“In most cases, we see the [partnering] university come to really shocking terms, like agreeing to follow laws and regulations of China here in the operation of the [Confucius Institute] and essentially agreeing to cede all academic authority to Beijing, the Confucius headquarters, in the operation of the Confucius Institutes,” she said.
Senior Tenzin Chokki, a student who identifies as Tibetan, noted her personal discomfort and fear seeing the Confucius Institute’s sign on campus, as it signifies the presence of the Chinese government.
“The fact that I am able to speak openly about this topic is a feature of American democracy. Such a discussion is very less likely to happen if this were in China,” she told the Daily in an email. “Students participating with [the Confucius Institute] should thus realize in their direct or indirect complacency in letting the Chinese government quietly be present in our educational environment.”
Gao Qing, executive director of the Confucius Institute U.S. Center, which provides support to institutions based in the United States, said that many of these criticisms are unfounded. He emphasized that the coordination of Confucius Institute programming is at the discretion of host universities.
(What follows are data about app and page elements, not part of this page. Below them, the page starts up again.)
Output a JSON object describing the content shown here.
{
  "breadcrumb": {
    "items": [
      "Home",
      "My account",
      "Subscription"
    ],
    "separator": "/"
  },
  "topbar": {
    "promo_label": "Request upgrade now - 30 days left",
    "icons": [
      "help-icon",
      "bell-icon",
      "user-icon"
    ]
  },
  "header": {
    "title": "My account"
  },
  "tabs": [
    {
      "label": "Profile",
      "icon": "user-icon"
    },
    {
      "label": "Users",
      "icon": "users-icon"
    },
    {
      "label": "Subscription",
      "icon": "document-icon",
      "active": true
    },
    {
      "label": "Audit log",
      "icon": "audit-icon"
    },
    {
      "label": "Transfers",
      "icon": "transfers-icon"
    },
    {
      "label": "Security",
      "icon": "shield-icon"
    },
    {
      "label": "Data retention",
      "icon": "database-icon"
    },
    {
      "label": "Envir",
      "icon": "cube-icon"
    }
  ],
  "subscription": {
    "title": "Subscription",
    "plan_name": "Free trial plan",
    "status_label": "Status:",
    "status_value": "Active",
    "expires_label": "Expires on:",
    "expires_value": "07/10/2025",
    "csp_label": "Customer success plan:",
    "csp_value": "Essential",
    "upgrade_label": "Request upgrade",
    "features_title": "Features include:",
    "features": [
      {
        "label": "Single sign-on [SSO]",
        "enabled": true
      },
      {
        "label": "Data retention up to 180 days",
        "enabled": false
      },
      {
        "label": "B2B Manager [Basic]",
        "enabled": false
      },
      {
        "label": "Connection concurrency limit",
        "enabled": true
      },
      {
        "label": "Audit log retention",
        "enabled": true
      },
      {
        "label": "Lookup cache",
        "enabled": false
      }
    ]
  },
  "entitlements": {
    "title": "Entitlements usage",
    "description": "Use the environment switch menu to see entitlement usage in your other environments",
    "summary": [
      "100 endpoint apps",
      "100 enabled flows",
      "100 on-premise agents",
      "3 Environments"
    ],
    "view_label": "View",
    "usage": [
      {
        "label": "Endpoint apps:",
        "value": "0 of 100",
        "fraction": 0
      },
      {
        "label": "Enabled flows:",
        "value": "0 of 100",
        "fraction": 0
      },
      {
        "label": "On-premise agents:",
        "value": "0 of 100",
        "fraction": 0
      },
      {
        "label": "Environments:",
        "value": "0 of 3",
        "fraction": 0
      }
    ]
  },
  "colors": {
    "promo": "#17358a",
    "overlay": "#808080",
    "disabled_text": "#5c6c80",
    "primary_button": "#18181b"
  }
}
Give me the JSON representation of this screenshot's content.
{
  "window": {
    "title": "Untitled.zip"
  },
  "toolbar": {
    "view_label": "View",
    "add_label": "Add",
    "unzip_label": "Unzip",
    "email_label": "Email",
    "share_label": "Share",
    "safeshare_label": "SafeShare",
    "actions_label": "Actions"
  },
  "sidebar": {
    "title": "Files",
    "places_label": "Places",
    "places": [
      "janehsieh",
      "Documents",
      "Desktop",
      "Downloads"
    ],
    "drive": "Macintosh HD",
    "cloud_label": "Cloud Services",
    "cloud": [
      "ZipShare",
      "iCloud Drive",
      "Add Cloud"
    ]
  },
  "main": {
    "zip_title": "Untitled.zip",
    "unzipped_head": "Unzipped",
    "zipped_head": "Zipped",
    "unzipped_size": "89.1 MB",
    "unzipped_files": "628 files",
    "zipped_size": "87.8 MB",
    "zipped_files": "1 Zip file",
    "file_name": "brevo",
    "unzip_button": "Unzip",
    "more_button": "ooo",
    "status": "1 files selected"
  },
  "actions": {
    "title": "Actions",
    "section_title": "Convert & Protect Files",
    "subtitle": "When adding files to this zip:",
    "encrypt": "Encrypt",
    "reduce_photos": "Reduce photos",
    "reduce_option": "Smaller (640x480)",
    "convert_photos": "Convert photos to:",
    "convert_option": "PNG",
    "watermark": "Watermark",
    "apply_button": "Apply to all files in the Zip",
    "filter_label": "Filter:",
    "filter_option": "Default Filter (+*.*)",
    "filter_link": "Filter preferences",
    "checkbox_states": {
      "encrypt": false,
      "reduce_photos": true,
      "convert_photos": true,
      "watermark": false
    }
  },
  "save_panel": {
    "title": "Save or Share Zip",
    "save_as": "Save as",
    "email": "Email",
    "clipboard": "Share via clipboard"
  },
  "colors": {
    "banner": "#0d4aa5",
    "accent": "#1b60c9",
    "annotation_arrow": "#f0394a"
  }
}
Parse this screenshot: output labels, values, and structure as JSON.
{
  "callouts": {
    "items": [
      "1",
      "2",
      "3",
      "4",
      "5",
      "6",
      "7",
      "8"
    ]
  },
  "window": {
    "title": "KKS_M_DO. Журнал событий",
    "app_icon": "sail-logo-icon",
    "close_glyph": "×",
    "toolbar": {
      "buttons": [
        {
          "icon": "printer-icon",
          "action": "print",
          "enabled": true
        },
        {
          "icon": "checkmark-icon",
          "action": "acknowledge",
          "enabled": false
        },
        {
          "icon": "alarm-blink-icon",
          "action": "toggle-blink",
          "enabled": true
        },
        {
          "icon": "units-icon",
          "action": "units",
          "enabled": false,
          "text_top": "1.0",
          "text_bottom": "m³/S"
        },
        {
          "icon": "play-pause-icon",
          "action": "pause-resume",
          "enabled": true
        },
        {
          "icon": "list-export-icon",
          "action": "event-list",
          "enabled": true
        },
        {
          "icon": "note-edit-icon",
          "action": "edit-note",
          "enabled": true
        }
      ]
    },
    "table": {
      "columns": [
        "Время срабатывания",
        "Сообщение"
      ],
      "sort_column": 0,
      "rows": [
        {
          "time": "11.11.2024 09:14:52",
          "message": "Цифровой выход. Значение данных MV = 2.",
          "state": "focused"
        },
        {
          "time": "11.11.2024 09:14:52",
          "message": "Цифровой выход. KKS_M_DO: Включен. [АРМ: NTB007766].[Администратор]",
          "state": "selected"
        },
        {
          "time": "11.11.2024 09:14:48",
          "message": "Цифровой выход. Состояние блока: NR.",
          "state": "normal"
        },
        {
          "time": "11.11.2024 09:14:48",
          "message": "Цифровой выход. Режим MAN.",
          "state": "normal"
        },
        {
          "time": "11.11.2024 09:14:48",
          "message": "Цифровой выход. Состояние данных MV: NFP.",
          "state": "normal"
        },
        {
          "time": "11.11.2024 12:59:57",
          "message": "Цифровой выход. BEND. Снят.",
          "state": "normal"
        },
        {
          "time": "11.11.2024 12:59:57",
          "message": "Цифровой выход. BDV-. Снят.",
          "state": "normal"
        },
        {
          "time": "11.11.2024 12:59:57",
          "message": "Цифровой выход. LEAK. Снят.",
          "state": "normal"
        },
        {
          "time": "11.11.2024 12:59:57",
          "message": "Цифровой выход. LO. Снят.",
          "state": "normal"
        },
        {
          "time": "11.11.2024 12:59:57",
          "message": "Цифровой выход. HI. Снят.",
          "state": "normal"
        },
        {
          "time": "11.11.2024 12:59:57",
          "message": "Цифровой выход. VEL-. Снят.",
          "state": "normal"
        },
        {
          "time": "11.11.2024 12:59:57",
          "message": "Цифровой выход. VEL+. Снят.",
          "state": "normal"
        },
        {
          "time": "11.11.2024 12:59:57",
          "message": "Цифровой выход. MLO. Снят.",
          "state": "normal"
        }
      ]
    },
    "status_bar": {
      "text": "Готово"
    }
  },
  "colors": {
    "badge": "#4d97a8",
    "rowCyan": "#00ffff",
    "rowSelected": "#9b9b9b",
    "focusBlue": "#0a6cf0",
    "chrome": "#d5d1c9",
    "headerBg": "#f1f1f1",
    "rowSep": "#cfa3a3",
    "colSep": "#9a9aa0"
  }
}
“The Headquarters provides the grants to support this joint effort, nothing else,” he said. “It’s really up to the host institutions to decide and determine what kinds of programs, what type of setting, what type of governance and strategy.”
He emphasized that the Confucius Institutes’ motives are purely educational and do not aim to influence public perception.
“We do not advocate for public opinion or public voice, and we don’t have any intention to influence the legislative action,” he said.
Junior Noah Smith has utilized the tutoring service offered by the Confucius Institute at Tufts and elsewhere. He believes that access to language and culture directly from Chinese people is essential for Chinese education.
“Taking issue with this … is an overreaction because the positives it gets by promoting understanding of the Chinese language and culture far outweighs any negative cultural impact,” he said, distinguishing the controversy from taking issue with the Chinese government’s politics.
Steven Hirsch, an associate professor of classics, also praised the quality of tutoring he has received at the Institute. While he noted the validity of opponents’ concerns about Chinese influence in American education, he feels that Tufts seems to have safeguarded against these concerns through the composition of its board of directors, dominated by Tufts administrators and faculty members.
“The professed goals are to spread knowledge of Chinese language and culture as a part of better understanding, and that sounds like a worthy goal for me,” he said.
Hamill emphasized the importance of Chinese language and cultural initiatives that are not linked to the Institutes, because of the costs associated with the government’s sponsorship of the program.
“When you scratch beneath the surface, it becomes increasingly apparent that the Confucius Institute compromises academic ideals and principles at Tufts,” she said. “It is important to examine what is happening right here on campus with the presence of the Confucius Institute, Hanban and the Chinese government and to question what should be done.”
Tethong questioned whether the university community would allow such direct influence with other governments, adding that the government’s core values do not match up with those of the United States and should therefore not have a role in the education system.
“In this age of newfound understanding of the role that Russia played in the meddling in the election and continues to play in disrupting the political system in this free and open society,” Tethong said, “there’s a lot of scope for pushing forward on a campaign against China’s Confucius Institute and a direct Chinese presence.”